Allowing Yourself to Eat Without Judgment

Your body will heal when you allow yourself to eat without judgment. What you eat is less important than how much and how often you eat. According to Justine, everyone should be eating three meals per day and three snacks per day. You should not let your body go more than three to four hours during the day without food. As you reconnect with your body, you will find your body’s interoceptive awareness again. Once again, you will be able to listen to your body to tell you when you are hungry and need to eat.

The Importance of Eating in Recovery

When coming out of substance abuse, you may experience extreme cravings for foods that society judges as “unhealthy,”  such as fatty or sugary foods. You may also want to eat more significant portions or more frequently. You may be frightened by this because you are concerned with long-term health or weight gain.
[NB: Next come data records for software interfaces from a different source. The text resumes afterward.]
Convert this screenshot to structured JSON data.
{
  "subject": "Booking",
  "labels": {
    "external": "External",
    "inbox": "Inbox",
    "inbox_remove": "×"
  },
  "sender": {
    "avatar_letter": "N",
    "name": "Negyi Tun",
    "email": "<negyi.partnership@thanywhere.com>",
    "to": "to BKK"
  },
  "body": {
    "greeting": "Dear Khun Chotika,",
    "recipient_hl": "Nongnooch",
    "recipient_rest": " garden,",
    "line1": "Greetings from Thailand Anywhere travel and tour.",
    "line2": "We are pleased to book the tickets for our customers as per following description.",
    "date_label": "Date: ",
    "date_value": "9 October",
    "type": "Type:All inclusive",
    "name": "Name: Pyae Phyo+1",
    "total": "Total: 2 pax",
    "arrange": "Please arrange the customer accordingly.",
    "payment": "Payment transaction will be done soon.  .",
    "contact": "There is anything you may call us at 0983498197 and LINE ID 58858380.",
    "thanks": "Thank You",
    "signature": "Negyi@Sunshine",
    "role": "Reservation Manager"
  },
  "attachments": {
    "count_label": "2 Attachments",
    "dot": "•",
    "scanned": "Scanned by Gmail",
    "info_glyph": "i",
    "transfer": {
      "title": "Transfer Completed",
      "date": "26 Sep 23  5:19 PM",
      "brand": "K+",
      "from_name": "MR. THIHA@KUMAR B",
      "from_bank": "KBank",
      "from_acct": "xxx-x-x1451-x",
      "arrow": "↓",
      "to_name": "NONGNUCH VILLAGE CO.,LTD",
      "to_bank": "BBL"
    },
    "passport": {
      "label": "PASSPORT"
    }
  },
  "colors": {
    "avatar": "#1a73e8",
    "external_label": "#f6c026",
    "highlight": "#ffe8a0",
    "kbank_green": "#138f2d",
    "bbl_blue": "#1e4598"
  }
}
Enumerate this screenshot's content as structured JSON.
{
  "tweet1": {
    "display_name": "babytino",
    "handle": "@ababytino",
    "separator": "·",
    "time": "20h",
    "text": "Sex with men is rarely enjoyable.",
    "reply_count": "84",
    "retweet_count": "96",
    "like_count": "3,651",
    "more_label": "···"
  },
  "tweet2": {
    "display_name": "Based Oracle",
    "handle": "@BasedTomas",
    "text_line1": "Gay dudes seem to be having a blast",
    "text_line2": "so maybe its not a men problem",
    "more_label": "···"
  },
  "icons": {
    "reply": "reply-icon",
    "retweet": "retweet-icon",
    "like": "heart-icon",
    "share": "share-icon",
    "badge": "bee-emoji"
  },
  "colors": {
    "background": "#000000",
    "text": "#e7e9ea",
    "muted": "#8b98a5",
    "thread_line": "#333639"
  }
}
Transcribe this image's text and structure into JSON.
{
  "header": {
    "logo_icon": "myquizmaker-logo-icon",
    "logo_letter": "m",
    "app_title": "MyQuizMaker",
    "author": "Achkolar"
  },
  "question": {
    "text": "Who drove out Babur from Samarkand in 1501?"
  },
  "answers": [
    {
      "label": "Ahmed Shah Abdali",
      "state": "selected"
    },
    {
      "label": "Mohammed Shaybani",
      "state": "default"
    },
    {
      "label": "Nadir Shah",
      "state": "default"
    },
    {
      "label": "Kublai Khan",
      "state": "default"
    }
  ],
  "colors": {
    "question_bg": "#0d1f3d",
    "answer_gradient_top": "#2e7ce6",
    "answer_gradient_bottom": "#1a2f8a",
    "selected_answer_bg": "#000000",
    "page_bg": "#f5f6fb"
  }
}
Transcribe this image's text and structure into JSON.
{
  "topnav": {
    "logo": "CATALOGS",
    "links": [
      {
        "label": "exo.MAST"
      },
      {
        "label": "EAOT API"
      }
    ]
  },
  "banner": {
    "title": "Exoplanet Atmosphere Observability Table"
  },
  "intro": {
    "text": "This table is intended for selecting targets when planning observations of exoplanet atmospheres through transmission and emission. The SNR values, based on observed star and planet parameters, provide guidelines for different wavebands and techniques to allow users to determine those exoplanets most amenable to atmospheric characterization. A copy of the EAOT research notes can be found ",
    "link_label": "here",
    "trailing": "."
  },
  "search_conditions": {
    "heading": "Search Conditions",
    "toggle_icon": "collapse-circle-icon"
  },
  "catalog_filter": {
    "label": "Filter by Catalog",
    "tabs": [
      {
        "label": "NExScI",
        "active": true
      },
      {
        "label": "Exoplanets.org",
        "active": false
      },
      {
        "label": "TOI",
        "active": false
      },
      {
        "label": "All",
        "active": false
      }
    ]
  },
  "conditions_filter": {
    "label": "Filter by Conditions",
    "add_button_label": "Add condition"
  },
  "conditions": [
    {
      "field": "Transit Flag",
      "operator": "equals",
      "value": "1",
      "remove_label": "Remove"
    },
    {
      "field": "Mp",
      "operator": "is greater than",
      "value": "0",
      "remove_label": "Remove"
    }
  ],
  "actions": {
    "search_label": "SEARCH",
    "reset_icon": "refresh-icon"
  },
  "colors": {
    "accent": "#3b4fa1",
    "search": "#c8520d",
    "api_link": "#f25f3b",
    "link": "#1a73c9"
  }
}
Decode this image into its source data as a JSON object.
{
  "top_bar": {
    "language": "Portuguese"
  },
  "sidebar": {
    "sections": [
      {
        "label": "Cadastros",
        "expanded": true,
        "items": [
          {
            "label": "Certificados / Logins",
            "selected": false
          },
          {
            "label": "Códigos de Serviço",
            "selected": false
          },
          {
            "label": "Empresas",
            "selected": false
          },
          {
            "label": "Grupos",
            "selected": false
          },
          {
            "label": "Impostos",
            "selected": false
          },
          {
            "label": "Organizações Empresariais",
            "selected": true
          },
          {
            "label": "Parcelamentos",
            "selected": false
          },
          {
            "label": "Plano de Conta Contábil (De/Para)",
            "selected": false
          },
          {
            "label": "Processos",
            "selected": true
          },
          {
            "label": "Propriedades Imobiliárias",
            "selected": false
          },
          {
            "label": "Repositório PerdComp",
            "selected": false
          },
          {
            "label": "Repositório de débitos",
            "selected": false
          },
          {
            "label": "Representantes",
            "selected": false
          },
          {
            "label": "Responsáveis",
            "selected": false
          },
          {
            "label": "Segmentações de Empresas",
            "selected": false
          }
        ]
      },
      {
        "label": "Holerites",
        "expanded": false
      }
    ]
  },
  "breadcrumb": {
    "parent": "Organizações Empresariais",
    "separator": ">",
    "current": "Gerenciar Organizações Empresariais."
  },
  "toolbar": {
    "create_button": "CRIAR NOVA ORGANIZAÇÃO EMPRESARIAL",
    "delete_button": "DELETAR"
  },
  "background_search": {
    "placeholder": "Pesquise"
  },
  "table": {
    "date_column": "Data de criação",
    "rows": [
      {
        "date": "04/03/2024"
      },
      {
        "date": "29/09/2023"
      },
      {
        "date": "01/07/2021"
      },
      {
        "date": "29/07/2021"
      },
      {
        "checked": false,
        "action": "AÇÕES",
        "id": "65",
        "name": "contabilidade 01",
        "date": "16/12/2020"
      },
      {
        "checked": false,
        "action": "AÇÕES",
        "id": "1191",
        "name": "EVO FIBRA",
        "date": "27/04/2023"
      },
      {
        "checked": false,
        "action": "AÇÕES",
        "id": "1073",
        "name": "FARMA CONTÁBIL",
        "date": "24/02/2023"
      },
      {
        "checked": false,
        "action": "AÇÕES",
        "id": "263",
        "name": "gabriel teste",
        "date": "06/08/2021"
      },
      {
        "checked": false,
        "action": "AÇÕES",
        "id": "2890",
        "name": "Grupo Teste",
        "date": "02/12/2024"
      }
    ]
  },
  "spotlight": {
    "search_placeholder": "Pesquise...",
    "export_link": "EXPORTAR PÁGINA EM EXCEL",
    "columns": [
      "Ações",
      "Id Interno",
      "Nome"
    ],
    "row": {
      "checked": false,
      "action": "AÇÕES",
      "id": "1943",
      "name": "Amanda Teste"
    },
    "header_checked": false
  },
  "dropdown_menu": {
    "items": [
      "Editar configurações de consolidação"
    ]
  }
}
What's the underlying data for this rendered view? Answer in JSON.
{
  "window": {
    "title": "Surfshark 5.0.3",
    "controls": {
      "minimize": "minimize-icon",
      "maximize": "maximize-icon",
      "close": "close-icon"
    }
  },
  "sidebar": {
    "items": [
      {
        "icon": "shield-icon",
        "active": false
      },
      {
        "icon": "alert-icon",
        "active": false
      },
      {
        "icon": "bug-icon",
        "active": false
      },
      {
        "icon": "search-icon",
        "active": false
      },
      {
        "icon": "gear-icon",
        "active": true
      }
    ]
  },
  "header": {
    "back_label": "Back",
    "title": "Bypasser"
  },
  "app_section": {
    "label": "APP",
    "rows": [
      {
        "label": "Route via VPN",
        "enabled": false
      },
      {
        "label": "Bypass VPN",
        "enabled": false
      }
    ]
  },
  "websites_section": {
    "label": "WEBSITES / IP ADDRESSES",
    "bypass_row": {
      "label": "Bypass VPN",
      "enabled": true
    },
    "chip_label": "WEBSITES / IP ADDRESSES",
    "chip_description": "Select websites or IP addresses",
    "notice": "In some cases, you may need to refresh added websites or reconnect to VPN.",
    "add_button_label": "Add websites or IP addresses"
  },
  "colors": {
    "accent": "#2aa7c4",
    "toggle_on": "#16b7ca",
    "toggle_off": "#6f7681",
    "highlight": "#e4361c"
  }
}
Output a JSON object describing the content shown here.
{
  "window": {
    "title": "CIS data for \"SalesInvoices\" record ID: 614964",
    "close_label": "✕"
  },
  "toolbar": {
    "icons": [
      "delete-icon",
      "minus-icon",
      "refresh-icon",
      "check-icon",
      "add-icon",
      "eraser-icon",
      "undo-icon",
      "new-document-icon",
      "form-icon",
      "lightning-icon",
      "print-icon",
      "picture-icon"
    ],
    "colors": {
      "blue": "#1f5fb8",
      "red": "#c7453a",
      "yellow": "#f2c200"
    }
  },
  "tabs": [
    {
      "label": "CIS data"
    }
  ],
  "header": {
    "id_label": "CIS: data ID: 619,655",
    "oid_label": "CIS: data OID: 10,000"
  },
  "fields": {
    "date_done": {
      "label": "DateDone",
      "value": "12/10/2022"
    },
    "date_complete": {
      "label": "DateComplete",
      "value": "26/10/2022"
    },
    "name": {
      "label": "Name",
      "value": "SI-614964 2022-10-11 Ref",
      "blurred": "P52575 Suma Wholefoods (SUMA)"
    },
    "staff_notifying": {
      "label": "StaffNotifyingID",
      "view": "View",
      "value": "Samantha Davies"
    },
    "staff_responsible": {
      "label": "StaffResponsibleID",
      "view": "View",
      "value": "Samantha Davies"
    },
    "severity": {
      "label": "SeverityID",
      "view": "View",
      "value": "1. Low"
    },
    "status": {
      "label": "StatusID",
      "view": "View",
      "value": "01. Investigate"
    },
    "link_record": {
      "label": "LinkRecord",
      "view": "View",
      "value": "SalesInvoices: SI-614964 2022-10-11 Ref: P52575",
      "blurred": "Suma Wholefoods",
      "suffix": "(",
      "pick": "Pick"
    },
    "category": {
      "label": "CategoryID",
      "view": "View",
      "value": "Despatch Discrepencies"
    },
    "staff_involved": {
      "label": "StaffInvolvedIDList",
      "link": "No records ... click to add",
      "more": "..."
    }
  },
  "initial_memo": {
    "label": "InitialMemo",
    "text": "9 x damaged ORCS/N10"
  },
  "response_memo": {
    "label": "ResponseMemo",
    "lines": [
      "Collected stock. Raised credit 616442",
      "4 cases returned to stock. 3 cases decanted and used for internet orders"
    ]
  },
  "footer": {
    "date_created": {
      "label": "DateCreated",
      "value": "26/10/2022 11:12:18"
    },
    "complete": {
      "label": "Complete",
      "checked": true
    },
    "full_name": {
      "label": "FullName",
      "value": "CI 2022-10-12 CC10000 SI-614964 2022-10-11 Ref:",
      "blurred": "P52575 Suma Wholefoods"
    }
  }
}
According to Justine, “All food is quality food. All food serves some purpose. The most important thing is to eat.” The body craves certain foods because of restricted eating or the side effects of substance abuse. She encourages patients to eat without worrying about health or weight issues because the body simply needs food at this point. Eventually, your body will reach homeostasis, or stability, in what your body craves and the portion size you need. During early recovery, the most important thing is simply to eat.

What Is Body Diversity?

Justine describes herself as weight-inclusive. A weight-inclusive approach is based on body diversity. Everyone has different body sizes, types, and weights, and none are bad or wrong. Weight is not a behavior. Focusing on body image, or being weight-centric, can lead to body dysmorphia or other types of disordered eating. Any sized body can be malnourished after addiction.

What Is Disordered Eating?

Worrying about what you eat creates more problems. Beliefs such as “My hunger scares me” or “I don’t want to get fat” are dangerous. Justine points out that “starvation or malnutrition in the brain would affect them more.” Women in addiction will put drugs or alcohol in their system daily but are overly concerned with the types of food they are eating. These beliefs and restricting yourself from certain types of foods or food, in general, are considered disordered eating.

What Is an Eating Disorder?

An eating disorder is a specific diagnosis such as anorexia nervosa. According to Justine, someone with an eating disorder who has restricted themselves from food long-term loses their gut microbiome and is actually unable to process foods you might judge as “healthy,” such as whole grains, fresh fruits, and vegetables. You may need to eat highly processed foods because you have been restricting for so long that your body cannot process “healthy” foods. Eating foods that are already processed will allow your body to get some nutrition and help you heal.

The Importance of Psychology in Nutrition

Justine said she is “less concerned with the quality of food and more concerned with what the person feels about eating certain foods.” We grow up with certain beliefs about foods, but we live in a “diet culture” society that creates ideas about food and eating that are, in many cases, false. What you think about food will impact your eating habits and, ultimately, your health. As you heal from your addictions to drugs and alcohol, you can also evaluate how you feel about food and heal by understanding that all food is nutrition.

When you have been in addiction, your body needs nutrition. Allowing yourself to eat without fear or judgment and recognizing that all food is nutrition is the best way to help your body heal. Changing your psychological approach to food is more important than what you eat to help your body recover from addiction. The Ho Tai Way – Recovery For Women recognizes that you need food to heal and that food is not an addiction. Our focus for your health is to recover from both addiction and disordered eating by learning about losing the stigma and fears surrounding food that you have assimilated from cultural or societal beliefs. Our residential treatment center for women encourages eating without judgment during treatment and throughout your recovery. We help you to remove the shame and fear surrounding food and body image to let you be free to recover. Call us at (714) 581-3974.